TASK TO CARRY OUT:
The number of lines in the records that include "null" is all you should give.

[Interface dataset entries]
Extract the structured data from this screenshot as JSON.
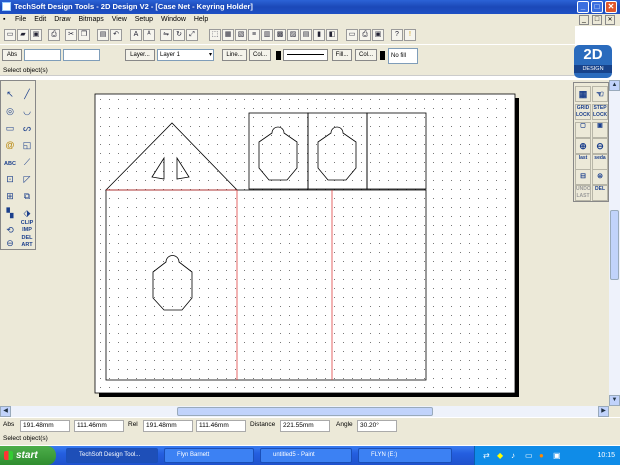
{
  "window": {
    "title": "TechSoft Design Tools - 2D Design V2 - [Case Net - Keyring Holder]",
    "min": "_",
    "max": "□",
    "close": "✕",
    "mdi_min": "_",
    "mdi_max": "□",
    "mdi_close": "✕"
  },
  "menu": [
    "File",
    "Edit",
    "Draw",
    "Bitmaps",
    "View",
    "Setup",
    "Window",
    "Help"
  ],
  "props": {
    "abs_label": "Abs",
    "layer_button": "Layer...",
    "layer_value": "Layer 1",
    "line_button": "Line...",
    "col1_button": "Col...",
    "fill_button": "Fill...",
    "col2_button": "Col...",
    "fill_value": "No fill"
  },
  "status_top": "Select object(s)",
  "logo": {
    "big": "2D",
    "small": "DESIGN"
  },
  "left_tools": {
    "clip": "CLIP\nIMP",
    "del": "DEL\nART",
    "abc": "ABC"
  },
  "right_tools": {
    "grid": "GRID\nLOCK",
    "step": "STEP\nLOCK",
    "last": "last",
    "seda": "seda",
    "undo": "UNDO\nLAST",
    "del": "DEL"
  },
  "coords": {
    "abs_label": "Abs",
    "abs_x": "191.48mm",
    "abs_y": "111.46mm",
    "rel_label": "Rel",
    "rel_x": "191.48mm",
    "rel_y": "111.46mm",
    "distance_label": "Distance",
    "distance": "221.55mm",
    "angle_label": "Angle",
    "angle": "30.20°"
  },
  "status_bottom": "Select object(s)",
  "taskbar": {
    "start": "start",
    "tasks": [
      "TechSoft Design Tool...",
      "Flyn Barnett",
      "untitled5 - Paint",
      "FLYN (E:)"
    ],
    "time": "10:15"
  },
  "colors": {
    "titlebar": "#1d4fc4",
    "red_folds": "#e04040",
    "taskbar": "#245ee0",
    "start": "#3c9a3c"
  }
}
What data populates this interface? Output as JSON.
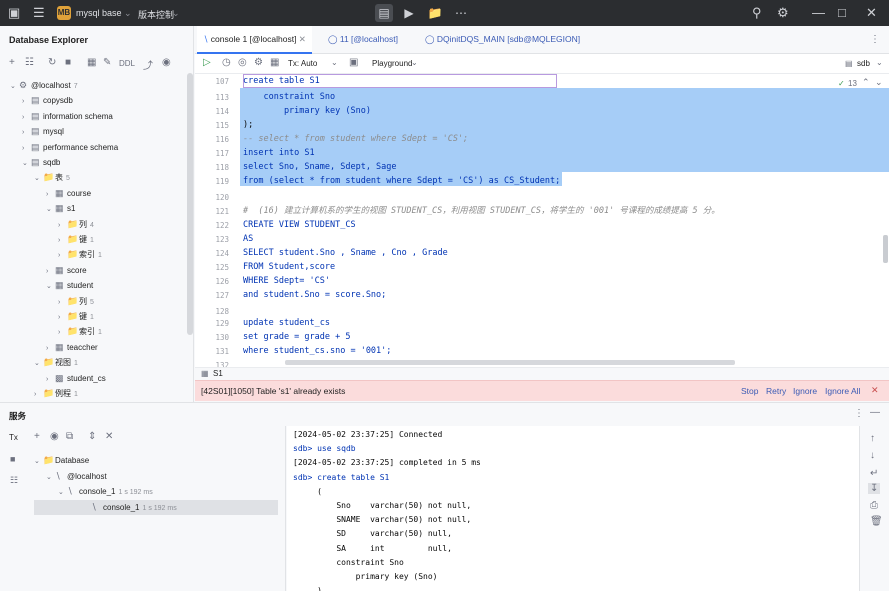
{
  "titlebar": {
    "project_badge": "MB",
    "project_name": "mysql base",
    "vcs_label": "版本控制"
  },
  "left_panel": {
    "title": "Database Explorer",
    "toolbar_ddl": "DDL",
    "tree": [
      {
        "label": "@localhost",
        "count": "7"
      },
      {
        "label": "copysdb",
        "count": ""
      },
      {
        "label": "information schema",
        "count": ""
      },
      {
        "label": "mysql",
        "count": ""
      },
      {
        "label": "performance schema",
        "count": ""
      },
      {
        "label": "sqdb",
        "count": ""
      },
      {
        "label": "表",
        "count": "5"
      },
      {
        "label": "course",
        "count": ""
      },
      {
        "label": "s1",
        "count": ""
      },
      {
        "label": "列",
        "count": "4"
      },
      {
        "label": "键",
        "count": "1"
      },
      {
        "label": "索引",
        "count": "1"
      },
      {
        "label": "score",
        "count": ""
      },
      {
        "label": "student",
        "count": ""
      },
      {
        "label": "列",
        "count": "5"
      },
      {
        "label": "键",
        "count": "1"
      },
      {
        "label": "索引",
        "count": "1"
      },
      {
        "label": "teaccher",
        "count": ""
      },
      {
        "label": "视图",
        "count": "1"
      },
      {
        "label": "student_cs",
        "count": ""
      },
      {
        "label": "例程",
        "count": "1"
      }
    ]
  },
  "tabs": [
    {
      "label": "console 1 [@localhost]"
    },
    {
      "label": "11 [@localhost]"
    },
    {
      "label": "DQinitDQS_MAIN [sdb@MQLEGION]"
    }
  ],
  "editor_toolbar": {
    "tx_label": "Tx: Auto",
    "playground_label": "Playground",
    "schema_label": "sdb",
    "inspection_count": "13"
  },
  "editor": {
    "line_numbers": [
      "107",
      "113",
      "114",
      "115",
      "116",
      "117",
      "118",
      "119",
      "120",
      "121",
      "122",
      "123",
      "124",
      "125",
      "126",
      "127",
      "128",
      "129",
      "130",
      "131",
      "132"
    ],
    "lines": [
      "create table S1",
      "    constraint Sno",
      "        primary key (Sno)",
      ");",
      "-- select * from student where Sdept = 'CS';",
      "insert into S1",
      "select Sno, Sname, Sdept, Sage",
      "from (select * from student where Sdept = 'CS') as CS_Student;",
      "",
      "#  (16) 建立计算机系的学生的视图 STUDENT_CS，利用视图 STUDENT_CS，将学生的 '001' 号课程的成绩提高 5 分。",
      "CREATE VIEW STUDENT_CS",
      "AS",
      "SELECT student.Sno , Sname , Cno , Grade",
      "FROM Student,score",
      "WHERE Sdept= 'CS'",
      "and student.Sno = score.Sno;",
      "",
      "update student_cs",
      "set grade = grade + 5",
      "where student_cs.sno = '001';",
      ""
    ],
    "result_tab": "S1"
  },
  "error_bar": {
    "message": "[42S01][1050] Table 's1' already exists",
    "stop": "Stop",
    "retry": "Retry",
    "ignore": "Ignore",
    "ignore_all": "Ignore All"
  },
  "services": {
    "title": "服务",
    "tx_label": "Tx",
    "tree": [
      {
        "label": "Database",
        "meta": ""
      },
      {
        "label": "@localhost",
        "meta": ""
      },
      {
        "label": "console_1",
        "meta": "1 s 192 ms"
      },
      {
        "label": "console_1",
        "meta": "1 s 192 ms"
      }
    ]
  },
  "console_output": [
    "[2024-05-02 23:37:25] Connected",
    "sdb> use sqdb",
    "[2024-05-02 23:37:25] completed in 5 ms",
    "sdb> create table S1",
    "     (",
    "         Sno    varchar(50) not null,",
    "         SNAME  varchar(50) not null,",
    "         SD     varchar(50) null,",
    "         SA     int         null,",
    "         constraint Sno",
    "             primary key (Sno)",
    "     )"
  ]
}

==

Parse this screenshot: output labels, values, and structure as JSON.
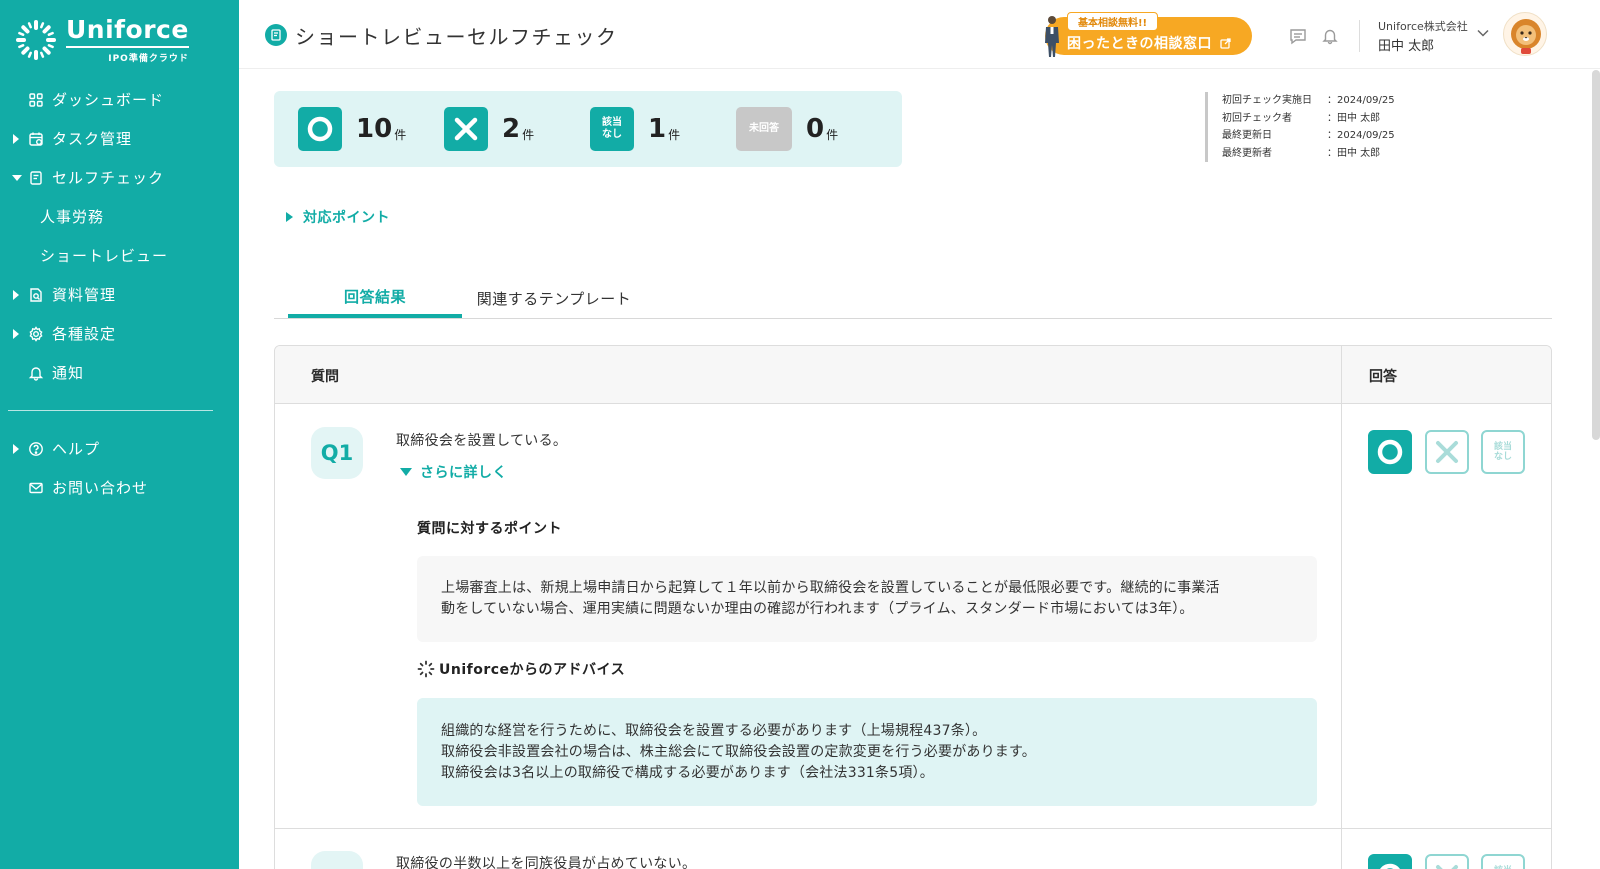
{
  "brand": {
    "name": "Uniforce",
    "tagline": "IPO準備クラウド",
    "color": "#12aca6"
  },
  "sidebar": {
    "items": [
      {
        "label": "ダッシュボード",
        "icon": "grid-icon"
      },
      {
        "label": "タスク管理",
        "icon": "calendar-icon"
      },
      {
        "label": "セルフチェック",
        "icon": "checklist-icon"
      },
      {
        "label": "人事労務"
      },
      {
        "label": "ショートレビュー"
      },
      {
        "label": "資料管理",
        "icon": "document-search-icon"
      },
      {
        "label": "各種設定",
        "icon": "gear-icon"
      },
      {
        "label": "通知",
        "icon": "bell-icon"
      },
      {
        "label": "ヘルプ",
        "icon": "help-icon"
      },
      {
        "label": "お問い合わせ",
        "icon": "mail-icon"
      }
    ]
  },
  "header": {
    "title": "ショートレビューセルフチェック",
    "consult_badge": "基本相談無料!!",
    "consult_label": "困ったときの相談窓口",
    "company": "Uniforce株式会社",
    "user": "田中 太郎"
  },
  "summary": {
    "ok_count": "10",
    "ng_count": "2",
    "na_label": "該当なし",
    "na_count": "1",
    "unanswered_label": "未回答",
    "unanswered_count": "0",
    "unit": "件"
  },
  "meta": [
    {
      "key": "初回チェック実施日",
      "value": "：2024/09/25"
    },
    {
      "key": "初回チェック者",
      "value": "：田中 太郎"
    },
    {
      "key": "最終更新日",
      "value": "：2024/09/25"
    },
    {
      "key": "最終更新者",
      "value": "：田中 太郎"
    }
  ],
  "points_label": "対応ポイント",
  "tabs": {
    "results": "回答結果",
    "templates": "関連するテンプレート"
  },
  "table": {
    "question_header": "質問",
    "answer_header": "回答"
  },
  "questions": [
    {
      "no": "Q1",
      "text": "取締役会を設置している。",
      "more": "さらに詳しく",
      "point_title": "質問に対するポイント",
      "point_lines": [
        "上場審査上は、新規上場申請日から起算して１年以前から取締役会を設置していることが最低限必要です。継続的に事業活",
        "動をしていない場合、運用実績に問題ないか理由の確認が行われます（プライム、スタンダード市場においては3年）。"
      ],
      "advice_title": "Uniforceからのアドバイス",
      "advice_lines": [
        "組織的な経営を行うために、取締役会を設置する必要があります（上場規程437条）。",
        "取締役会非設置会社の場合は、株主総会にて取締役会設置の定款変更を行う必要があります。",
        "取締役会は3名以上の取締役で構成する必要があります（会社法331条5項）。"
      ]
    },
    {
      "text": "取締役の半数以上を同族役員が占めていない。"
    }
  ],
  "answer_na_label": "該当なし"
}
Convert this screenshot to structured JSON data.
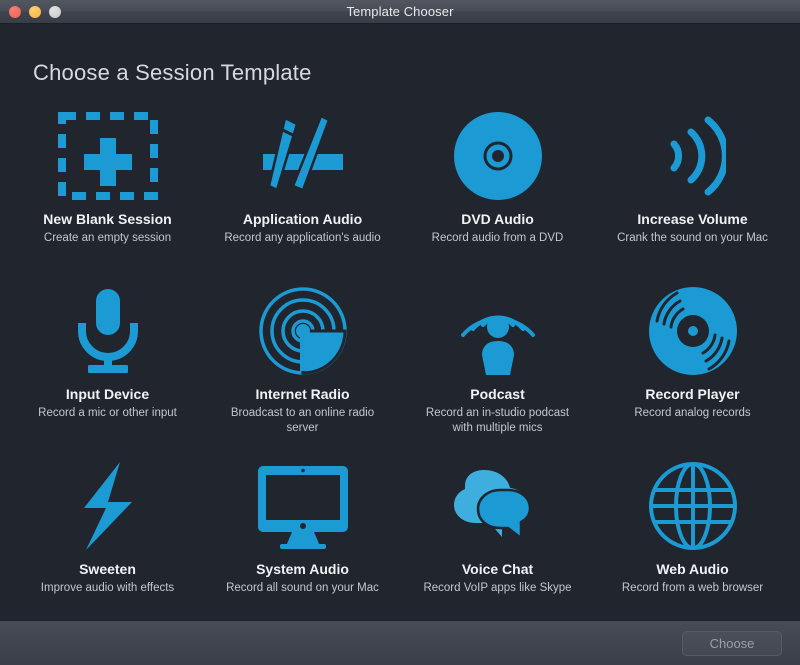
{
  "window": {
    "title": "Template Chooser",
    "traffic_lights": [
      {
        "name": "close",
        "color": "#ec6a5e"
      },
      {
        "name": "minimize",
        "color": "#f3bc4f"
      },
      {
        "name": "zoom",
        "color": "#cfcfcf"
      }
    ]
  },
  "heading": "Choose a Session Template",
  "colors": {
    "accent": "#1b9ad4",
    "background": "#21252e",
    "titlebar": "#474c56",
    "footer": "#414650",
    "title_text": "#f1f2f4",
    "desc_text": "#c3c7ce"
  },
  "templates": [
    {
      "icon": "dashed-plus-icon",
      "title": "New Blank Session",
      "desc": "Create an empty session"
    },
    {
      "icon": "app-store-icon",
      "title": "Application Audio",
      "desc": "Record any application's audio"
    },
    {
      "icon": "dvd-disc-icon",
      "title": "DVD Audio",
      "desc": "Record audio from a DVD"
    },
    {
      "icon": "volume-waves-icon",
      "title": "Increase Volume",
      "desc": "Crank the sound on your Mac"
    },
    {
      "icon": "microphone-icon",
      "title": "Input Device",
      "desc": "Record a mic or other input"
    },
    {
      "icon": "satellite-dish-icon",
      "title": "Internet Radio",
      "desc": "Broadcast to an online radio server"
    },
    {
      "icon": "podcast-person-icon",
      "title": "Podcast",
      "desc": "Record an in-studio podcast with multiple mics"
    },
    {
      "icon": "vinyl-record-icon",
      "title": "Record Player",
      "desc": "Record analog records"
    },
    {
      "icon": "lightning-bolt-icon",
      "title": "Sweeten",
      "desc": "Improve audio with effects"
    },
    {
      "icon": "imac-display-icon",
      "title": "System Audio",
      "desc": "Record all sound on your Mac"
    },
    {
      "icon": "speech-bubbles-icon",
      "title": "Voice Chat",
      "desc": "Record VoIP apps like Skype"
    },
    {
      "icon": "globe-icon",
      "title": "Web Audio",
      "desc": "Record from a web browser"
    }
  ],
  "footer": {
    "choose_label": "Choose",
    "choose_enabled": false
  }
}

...

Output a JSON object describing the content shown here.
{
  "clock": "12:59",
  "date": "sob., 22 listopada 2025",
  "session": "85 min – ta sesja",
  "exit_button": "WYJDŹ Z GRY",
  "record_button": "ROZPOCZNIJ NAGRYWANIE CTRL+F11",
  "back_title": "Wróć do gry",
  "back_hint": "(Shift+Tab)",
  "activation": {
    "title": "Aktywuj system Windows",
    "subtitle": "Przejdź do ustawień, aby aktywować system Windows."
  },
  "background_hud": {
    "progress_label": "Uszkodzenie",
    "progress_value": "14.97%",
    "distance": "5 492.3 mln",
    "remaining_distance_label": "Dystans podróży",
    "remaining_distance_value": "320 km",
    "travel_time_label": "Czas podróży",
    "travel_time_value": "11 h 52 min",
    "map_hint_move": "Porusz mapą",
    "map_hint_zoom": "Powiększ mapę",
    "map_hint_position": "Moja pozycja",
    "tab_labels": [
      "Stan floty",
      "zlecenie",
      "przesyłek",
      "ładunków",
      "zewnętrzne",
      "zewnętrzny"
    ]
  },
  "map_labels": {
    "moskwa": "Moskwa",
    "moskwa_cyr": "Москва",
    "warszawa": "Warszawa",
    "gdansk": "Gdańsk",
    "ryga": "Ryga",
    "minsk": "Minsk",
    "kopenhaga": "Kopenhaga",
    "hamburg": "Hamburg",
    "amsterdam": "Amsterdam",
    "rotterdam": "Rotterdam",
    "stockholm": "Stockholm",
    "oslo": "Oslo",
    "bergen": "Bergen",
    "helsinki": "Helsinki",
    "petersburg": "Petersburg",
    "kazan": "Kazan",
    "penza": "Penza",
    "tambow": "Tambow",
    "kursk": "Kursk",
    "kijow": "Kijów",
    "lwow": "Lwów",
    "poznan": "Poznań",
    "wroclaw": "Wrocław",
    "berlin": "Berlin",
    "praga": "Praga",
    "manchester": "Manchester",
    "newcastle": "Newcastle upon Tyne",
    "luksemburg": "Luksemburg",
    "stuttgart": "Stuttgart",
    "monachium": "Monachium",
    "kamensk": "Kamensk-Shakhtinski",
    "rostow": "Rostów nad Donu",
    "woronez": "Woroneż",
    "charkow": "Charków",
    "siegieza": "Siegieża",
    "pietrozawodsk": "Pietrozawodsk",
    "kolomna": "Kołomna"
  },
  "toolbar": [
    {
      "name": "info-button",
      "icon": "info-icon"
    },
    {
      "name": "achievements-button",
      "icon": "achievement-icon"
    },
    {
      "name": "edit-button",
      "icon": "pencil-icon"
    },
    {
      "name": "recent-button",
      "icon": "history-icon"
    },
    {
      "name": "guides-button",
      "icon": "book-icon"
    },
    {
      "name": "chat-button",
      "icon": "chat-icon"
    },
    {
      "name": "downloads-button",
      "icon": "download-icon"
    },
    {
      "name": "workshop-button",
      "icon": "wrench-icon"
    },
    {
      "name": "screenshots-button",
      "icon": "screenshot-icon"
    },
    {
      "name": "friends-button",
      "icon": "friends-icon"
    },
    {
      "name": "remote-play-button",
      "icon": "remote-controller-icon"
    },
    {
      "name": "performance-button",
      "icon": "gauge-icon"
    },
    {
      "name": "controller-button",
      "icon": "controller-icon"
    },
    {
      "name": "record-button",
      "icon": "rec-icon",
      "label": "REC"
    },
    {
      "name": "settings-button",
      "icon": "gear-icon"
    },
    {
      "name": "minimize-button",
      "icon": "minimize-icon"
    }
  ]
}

RESPONSE TO THIS TASK:
4